• **WHAT NEEDS TO BE DONE**
Beneath this task are records; state how many of their lines hold the word "property", and nothing else.

RECORDS TO PROCESS Block Start

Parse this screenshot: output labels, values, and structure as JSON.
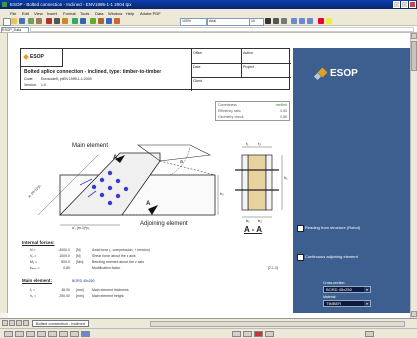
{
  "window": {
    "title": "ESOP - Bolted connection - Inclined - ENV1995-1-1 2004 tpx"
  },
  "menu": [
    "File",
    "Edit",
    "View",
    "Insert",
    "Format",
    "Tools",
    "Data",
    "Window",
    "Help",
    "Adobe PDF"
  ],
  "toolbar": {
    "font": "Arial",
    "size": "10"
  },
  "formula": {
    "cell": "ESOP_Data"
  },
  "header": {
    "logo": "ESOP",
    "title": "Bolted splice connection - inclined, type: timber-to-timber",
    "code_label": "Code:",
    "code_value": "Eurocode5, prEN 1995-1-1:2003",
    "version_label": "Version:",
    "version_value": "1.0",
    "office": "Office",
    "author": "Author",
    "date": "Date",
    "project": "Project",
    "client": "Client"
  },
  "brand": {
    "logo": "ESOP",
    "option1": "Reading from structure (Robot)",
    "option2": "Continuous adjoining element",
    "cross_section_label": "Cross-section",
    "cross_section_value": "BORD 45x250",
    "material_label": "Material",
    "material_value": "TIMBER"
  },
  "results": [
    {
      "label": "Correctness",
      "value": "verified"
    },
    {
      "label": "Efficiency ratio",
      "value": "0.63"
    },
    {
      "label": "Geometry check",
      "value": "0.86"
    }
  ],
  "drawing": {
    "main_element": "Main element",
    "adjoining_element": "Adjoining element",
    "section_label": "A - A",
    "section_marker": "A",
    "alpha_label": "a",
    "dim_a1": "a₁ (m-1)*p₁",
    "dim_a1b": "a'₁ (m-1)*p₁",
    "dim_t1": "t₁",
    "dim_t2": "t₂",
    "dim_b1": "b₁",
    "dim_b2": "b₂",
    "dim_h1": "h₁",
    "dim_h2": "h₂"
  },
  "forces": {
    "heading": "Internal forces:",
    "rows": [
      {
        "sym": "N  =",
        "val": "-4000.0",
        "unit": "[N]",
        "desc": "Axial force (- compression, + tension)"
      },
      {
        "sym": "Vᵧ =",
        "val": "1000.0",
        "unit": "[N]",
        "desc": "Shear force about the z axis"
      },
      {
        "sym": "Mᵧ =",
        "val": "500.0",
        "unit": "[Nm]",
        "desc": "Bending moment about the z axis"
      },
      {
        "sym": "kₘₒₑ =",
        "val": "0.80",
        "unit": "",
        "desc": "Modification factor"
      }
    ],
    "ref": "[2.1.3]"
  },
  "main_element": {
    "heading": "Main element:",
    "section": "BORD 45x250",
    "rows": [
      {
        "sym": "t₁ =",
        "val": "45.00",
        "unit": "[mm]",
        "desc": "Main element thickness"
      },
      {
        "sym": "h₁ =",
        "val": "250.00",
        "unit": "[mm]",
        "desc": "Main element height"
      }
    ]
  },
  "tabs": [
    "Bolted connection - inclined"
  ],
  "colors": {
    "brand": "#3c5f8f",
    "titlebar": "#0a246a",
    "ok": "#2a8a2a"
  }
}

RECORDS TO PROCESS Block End
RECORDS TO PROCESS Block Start

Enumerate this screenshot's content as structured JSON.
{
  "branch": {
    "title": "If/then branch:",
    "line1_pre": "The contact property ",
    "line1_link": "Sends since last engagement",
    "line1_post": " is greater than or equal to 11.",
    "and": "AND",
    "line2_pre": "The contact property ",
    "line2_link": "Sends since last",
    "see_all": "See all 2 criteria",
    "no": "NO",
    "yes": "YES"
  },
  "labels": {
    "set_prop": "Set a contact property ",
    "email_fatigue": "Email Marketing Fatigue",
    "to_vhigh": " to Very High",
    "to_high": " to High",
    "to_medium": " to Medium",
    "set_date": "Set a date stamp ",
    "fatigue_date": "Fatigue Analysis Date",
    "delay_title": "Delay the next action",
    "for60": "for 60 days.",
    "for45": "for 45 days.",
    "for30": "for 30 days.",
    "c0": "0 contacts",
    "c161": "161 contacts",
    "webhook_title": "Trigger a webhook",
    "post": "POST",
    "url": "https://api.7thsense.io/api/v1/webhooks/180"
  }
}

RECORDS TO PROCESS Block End

• **WRITTEN ANSWER**
3